9. pleather trousers

Bought from: thrifted
Original cost: £4
Number of wears in this capsule: 2
Why I included it: Similarly to the floral dress above, these trousers were sort of a “last minute” find for me in a charity shop, just before my Spring Capsule got started up. I included them, I think, mostly because they were new and exciting and I was really taken with them.
What are my thoughts on it now: While I really do like the trousers, I do sort of regret including them in this capsule. In Spring the two jackets I wore most were my raincoat and my faux-leather jacket – neither of which go with these trousers at all because the fabrics are too weirdly similiar – it just looks really odd. However these trousers look awesome with my black, Winter coat and a knitted sweater, so it’s possible I’d actually get a lot more wear out of these if I included them for winter rather than Spring. Lesson learned re: making impulsive inclusions based on what’s new to me right now.

 

10. black sweatshirt dress
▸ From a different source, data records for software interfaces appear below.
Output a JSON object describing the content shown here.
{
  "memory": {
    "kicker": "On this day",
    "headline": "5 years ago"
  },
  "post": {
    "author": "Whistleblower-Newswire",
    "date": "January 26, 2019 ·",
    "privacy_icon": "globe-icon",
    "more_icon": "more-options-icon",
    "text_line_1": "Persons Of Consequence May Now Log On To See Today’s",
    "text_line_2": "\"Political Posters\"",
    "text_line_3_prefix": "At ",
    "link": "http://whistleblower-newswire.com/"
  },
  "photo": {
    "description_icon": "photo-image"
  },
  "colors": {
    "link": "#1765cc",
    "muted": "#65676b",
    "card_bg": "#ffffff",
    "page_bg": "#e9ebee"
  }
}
Bought from: old piece, fast fashion
Original cost: £15
Number of wears in this capsule: 6
Why I included it: This actually wasn’t in my original edit for my Spring Capsule, but on March 1st we had more than a foot of snow lying on the ground so I had to make some changes! This was ideal because it’s basically just a massive sweater that I could wear a thermal top underneath as well as big, fluffly-lined leggings with it too. Not a glamorous piece really, but a lifesaver in cold weather, and because it’s all black (and I wear it with an all black outfit) I still feel quite like myself and not too frumpy.
What are my thoughts on it now: I think it definitely made sense to include it in my Spring capsule, and it’s a piece I’m really glad to own because I know I’ll reach for it again and again when the weather turns super-cold. On that note though, I’m not sure about whether or not I’ll include it in future capsules, or just keep it as a sort of “in case of emergency” piece to be reached for if temperatures plummit – seeing as how weather like that is actually pretty rare here.

Conclusion

So there we have it, a detailed walk through of all the pieces that were in my supplementary Spring capsule! I think it’s fairly clear from reading the post what pieces I wish I’d not included and why:

1. The leopard print jacket doesn’t scream Spring to me
2. The Ravenclaw t shirt just doesn’t fit my style so well right now
3. The pleather trousers because they really can’t be worn with my more “Spring appropraite” jackets.

But, knowing what I know now what would I include instead? What was missing? How would I think about things differently.

1. I think because it was so cold at the start of March, and had been for about 5 months at that point, I struggled to grasp that it would in fact warm up again at some point! In retrospect I didn’t need all the thicker pieces I had included.
2. Shoes was a category I ended up feeling a little confined by. Not in a huge, or problematic way, but if I was going back in time I think I would definitely look at adding in another pair: maybe another pair of trainers that could be worn with jeans/long trousers, but that would also look cute with a dress if the weather was to get warmer.
3. Black leggings. I currently only own one pair and they’ve seen better days to be honest, so I didn’t include them in my capsule, figuring I would just wear them around the house as lounge-wear, but actually I wore them out a lot with the shrinking-fish-dress I talked about above, as well as with some other, longer tops. So I think I definitely need to keep my eye out for a new (to me) pair in the charity shops!
4. While the leopard print jacket was a bit of a swing and a miss, I think my instinct to include a different jacket was right, just not that jacket. Including something like my army shirt would probably have been a better, more flexible option for me, as well as the fact it’s still pretty windproof and warm!

And that’s that! It’s definitely blowing my mind to think that that’s one whole season done (well, basically), where has the time gone? Stay tuned for more posts where I’ll be talking about my overall experience with using a capsule wardrobe system, as well as walk throughs of my Summer capsule. Can’t wait? Did you check out my post talking about what’s inspiring my Summer capsule this year?